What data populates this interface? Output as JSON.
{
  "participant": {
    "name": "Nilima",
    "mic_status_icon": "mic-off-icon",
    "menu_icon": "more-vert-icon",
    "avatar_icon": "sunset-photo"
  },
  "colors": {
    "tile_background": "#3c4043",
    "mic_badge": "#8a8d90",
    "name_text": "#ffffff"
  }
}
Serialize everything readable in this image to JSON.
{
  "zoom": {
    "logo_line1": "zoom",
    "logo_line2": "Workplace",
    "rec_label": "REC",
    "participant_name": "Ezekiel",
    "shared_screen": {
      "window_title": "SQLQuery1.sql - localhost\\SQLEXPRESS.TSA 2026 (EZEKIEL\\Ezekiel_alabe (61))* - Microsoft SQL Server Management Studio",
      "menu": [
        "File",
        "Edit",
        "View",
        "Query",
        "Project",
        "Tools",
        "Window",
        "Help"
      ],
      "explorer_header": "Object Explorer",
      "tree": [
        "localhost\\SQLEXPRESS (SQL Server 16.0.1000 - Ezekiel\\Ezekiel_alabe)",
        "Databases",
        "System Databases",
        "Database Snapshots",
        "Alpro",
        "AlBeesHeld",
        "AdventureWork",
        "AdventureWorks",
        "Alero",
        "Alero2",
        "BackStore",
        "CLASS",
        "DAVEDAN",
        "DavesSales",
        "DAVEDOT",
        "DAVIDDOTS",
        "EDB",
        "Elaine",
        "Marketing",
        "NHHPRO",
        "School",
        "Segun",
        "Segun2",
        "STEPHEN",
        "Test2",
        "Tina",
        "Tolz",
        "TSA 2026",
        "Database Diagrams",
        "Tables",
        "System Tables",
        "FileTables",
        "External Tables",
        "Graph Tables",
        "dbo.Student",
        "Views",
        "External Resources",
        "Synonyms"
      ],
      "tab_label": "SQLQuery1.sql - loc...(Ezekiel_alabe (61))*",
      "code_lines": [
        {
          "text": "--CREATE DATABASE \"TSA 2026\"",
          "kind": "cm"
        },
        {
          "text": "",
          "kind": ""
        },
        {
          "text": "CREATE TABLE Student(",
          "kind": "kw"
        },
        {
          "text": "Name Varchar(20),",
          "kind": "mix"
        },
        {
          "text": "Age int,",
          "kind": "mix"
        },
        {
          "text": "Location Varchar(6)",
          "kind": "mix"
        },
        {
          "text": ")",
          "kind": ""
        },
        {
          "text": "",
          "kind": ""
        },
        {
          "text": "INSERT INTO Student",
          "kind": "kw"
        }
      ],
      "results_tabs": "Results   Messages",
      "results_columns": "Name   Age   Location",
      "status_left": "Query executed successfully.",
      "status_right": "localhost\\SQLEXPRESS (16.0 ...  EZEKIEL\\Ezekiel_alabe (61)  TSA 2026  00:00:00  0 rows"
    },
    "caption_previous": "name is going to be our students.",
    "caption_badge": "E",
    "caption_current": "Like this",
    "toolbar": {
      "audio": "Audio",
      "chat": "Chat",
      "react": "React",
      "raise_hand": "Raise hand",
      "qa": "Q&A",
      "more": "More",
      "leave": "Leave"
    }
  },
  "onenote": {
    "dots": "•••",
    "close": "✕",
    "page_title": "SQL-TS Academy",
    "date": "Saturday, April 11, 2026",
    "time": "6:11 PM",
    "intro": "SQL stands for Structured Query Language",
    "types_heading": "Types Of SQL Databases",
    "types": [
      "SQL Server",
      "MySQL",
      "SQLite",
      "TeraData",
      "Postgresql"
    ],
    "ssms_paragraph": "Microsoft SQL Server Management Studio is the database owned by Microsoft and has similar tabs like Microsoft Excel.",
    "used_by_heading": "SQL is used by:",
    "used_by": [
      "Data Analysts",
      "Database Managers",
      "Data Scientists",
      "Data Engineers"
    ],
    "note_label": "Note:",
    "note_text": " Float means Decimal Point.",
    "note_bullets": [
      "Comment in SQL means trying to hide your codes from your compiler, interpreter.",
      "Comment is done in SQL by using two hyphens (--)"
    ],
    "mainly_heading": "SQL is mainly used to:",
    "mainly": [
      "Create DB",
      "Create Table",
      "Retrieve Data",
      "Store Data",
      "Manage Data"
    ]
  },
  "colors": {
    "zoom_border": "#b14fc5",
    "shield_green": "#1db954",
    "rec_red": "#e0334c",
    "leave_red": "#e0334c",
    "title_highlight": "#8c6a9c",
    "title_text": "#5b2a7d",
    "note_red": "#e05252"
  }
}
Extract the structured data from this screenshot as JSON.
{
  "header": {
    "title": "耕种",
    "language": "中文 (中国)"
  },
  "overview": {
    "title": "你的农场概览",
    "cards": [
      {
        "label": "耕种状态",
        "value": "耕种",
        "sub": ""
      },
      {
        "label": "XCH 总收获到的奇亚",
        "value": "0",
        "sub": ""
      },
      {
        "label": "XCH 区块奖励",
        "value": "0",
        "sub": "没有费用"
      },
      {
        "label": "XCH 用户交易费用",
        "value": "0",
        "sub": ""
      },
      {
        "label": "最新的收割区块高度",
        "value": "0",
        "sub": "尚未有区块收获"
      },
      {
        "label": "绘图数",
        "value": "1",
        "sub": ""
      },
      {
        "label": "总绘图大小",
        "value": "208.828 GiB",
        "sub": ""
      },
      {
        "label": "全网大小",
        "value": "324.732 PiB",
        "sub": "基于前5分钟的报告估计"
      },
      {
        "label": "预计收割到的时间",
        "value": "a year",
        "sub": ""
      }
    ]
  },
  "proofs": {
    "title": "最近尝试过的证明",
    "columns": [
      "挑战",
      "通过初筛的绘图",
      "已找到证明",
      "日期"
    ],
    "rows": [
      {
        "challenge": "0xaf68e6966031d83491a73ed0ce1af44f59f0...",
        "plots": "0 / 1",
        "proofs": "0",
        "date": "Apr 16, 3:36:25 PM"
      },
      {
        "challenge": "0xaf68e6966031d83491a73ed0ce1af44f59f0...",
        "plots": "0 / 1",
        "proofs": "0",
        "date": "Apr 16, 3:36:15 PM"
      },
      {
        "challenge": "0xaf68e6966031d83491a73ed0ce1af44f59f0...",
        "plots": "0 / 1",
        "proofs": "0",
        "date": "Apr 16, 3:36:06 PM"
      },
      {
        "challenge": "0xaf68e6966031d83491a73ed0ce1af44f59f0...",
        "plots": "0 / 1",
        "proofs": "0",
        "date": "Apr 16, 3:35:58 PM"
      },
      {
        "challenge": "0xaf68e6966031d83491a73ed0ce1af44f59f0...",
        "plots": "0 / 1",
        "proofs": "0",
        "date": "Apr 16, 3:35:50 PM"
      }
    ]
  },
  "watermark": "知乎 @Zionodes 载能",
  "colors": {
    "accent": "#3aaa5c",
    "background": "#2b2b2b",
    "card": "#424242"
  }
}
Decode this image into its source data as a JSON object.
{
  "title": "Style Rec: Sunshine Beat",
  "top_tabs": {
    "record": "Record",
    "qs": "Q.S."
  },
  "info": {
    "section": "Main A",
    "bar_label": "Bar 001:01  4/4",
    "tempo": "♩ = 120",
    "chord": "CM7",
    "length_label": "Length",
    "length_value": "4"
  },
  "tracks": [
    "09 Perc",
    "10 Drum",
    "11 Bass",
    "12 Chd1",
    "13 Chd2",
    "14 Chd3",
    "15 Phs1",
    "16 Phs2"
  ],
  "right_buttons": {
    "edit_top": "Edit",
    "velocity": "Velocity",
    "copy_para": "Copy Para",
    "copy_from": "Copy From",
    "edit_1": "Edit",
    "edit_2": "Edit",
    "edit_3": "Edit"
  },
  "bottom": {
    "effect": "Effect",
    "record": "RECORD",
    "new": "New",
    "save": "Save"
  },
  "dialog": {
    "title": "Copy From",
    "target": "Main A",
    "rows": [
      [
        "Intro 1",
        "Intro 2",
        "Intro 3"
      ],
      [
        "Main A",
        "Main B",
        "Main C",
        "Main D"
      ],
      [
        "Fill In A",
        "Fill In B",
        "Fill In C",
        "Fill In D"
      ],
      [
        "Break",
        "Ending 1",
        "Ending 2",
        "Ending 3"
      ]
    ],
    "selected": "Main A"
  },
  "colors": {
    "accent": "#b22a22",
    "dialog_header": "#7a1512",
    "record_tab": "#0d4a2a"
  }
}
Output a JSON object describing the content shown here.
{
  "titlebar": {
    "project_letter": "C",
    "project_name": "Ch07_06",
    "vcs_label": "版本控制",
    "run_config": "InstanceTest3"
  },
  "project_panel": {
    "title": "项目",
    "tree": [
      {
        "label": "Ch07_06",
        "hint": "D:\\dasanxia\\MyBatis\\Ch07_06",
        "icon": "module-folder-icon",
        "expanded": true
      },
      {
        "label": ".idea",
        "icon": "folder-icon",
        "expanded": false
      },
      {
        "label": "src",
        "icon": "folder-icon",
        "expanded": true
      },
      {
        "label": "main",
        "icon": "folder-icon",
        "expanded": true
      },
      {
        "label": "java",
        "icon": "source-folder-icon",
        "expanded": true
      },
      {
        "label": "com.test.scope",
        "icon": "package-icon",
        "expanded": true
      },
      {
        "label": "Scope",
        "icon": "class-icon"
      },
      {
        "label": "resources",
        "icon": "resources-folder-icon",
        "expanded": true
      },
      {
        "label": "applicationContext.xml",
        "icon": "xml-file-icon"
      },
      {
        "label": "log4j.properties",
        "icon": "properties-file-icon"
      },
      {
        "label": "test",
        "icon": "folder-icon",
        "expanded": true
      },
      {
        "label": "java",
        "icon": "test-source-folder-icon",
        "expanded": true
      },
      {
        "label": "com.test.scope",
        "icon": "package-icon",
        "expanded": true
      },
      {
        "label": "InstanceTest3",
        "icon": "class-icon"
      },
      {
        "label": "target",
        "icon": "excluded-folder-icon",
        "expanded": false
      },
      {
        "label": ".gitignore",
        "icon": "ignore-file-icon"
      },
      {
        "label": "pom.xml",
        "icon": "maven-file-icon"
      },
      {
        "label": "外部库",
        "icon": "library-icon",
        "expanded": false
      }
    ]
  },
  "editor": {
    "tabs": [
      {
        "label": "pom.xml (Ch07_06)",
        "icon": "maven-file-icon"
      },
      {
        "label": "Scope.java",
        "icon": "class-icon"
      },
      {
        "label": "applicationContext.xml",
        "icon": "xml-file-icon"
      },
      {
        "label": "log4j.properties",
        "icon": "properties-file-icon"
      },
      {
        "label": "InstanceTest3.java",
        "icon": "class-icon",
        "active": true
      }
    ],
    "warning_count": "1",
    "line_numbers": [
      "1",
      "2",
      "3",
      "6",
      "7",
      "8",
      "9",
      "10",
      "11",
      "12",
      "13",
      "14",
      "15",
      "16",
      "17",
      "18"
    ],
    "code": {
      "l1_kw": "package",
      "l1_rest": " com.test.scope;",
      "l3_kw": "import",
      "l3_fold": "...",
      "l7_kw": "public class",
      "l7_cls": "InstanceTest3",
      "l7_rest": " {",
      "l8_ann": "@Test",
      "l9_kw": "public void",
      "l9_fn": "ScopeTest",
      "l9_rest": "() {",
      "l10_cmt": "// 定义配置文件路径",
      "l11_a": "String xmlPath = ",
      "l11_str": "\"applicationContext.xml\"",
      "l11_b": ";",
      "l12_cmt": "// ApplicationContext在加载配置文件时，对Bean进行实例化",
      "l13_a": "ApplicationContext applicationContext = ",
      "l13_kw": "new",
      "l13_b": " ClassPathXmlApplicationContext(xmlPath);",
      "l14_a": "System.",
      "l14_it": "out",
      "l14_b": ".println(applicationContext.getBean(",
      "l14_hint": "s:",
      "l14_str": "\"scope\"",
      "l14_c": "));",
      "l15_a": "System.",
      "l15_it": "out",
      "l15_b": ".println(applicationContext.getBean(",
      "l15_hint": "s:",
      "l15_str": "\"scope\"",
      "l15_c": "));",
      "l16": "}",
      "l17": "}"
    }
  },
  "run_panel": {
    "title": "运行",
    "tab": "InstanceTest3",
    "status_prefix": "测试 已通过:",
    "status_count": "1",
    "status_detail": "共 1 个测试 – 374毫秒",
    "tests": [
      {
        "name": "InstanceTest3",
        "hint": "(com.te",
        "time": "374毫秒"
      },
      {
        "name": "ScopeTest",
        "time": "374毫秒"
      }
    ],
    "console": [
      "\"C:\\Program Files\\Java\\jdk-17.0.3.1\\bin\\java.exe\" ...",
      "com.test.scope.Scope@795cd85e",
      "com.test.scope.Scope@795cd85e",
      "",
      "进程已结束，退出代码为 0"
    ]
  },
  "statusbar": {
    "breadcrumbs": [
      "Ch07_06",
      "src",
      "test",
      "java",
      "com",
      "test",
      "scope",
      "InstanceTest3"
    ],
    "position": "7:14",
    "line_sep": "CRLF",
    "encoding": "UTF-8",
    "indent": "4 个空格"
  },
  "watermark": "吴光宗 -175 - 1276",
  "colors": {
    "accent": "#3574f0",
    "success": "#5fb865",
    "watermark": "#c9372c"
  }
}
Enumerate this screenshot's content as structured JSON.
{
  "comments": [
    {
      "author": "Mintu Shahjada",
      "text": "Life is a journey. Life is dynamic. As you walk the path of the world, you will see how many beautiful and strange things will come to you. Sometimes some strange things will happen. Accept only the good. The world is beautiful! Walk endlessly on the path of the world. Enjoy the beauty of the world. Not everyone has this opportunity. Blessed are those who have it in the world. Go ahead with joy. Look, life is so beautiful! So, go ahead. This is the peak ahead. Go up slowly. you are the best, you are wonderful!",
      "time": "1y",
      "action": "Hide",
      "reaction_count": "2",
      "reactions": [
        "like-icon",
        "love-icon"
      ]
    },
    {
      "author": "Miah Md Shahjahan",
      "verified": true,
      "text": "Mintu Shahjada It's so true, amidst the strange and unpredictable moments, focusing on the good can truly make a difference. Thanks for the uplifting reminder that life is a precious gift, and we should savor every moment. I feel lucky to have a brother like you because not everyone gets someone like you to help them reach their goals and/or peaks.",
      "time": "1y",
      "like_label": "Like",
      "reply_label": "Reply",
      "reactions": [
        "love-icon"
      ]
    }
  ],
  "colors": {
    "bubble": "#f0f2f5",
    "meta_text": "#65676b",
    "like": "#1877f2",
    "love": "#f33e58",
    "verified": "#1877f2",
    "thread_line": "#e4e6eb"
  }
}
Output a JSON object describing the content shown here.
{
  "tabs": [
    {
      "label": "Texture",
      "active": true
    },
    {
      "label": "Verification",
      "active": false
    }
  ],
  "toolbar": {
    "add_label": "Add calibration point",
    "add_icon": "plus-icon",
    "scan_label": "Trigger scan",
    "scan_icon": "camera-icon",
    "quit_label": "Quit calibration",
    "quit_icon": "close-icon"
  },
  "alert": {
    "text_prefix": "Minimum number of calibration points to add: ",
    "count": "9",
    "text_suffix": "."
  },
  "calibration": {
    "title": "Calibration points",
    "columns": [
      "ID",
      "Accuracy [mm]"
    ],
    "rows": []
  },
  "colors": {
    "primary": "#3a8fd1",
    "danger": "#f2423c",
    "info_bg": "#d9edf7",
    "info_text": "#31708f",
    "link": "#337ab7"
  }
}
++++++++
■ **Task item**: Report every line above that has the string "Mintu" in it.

■ **Expected answer**:
      "author": "Mintu Shahjada",
      "text": "Mintu Shahjada It's so true, amidst the strange and unpredictable moments, focusing on the good can truly make a difference. Thanks for the uplifting reminder that life is a precious gift, and we should savor every moment. I feel lucky to have a brother like you because not everyone gets someone like you to help them reach their goals and/or peaks.",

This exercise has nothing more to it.